If a line in the entries below includes "Stores", pick it out and copy it.

──────── RECORDS FOR THIS TASK ────────

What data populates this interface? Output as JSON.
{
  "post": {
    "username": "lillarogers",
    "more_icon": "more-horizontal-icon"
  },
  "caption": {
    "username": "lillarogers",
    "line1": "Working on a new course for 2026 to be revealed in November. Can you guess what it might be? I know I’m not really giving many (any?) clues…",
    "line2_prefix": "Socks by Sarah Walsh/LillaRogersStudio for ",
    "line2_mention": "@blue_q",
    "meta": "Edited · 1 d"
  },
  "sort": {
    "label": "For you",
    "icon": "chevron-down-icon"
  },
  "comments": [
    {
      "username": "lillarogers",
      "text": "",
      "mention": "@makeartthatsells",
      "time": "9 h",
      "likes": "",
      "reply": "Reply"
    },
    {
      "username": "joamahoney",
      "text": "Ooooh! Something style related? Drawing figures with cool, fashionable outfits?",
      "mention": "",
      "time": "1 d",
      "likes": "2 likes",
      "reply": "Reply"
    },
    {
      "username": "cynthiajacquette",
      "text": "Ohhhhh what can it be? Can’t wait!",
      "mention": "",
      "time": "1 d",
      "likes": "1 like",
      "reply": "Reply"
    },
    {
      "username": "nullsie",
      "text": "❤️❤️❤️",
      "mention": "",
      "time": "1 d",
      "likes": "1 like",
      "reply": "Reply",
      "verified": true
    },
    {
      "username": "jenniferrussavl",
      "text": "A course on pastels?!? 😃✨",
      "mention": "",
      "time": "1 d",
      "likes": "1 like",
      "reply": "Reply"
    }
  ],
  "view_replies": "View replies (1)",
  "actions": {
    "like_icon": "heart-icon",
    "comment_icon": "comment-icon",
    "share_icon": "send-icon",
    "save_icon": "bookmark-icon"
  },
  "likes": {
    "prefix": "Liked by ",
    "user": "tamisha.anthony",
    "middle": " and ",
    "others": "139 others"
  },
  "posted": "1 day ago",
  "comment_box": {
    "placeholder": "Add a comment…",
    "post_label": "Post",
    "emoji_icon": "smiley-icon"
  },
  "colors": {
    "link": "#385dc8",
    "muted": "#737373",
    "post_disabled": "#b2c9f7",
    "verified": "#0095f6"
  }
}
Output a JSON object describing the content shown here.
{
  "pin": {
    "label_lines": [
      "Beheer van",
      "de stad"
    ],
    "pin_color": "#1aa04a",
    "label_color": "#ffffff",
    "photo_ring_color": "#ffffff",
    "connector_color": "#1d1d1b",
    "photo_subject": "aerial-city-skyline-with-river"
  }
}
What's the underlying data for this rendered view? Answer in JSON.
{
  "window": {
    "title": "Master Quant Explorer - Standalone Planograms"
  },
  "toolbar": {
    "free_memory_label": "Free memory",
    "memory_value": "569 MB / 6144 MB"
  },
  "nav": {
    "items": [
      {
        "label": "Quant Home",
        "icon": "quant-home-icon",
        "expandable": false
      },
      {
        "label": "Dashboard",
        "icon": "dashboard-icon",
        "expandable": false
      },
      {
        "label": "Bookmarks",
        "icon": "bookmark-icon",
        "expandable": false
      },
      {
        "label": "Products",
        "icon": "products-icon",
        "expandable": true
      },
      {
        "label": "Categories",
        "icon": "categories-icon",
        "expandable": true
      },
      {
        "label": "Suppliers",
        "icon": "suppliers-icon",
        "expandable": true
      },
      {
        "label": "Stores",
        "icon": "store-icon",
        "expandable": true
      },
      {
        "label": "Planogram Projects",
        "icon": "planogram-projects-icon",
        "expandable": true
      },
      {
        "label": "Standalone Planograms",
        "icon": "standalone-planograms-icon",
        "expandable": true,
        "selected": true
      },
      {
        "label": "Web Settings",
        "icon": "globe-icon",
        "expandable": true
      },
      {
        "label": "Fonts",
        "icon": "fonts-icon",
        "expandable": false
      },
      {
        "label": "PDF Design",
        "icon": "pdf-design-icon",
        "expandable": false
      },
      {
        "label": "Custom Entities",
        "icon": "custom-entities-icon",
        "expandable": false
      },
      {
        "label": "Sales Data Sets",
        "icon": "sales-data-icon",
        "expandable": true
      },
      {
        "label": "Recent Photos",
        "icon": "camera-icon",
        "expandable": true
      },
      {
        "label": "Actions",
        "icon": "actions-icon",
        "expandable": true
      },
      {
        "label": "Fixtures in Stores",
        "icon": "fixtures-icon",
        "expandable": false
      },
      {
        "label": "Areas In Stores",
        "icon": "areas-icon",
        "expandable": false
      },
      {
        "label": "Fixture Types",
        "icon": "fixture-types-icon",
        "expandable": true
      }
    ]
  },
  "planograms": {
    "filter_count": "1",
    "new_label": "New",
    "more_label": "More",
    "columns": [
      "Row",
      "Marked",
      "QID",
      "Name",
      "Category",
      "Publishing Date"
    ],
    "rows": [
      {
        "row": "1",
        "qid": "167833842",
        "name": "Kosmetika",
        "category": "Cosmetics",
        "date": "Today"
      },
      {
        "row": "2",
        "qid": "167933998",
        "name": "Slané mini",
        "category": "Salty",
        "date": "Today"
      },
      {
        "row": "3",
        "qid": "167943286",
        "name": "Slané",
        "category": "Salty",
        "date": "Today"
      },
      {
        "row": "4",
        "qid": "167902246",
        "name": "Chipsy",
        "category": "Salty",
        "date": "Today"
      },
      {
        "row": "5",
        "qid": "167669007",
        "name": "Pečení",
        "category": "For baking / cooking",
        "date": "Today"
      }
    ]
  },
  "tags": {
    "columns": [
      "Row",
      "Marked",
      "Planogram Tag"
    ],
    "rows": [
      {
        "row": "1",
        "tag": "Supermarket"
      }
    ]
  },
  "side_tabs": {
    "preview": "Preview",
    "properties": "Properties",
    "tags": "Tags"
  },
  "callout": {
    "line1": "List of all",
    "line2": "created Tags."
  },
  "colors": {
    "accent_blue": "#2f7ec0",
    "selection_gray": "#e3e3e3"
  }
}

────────

▶ _EXERCISE ANSWER_
        "label": "Stores",
        "label": "Fixtures in Stores",
        "label": "Areas In Stores",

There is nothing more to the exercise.